Segment Start: Supplied information

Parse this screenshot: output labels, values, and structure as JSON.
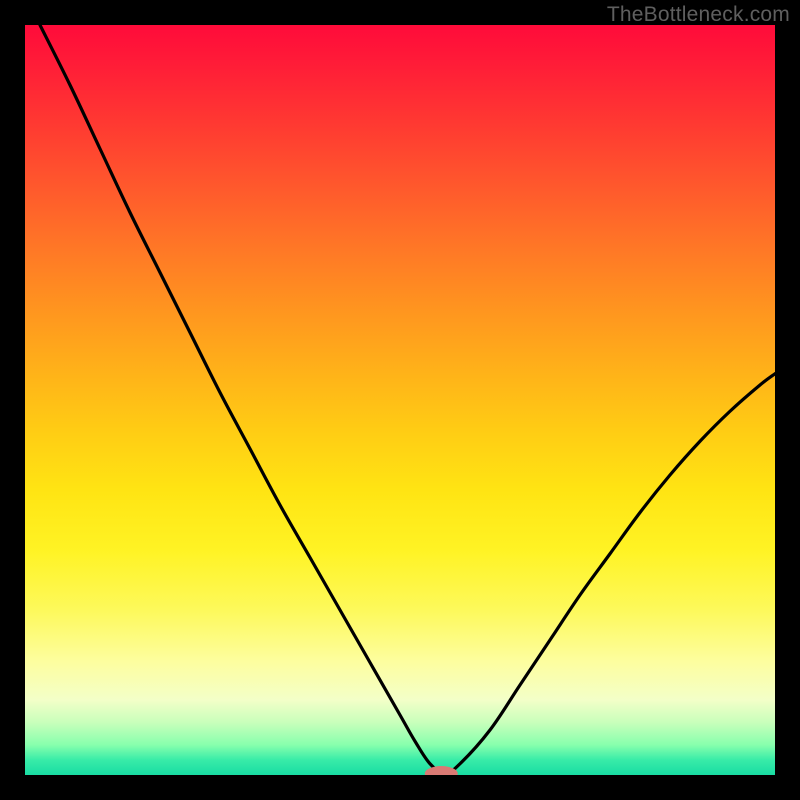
{
  "watermark": "TheBottleneck.com",
  "chart_data": {
    "type": "line",
    "title": "",
    "xlabel": "",
    "ylabel": "",
    "xlim": [
      0,
      100
    ],
    "ylim": [
      0,
      100
    ],
    "grid": false,
    "legend": false,
    "background_gradient": {
      "direction": "top-to-bottom",
      "stops": [
        {
          "pos": 0.0,
          "color": "#ff0b3a"
        },
        {
          "pos": 0.25,
          "color": "#ff6a2a"
        },
        {
          "pos": 0.5,
          "color": "#ffc118"
        },
        {
          "pos": 0.75,
          "color": "#fcf749"
        },
        {
          "pos": 0.9,
          "color": "#f4ffc9"
        },
        {
          "pos": 1.0,
          "color": "#19dca3"
        }
      ]
    },
    "series": [
      {
        "name": "bottleneck-curve",
        "x": [
          2,
          6,
          10,
          14,
          18,
          22,
          26,
          30,
          34,
          38,
          42,
          46,
          50,
          52,
          54,
          56,
          58,
          62,
          66,
          70,
          74,
          78,
          82,
          86,
          90,
          94,
          98,
          100
        ],
        "y": [
          100,
          92,
          83.5,
          75,
          67,
          59,
          51,
          43.5,
          36,
          29,
          22,
          15,
          8,
          4.5,
          1.5,
          0.2,
          1.5,
          6,
          12,
          18,
          24,
          29.5,
          35,
          40,
          44.5,
          48.5,
          52,
          53.5
        ]
      }
    ],
    "marker": {
      "name": "optimum-marker",
      "x": 55.5,
      "y": 0.2,
      "rx": 2.2,
      "ry": 1.0,
      "color": "#d97a74"
    }
  }
}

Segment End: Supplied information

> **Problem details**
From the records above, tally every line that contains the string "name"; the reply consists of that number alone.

> **Output**
2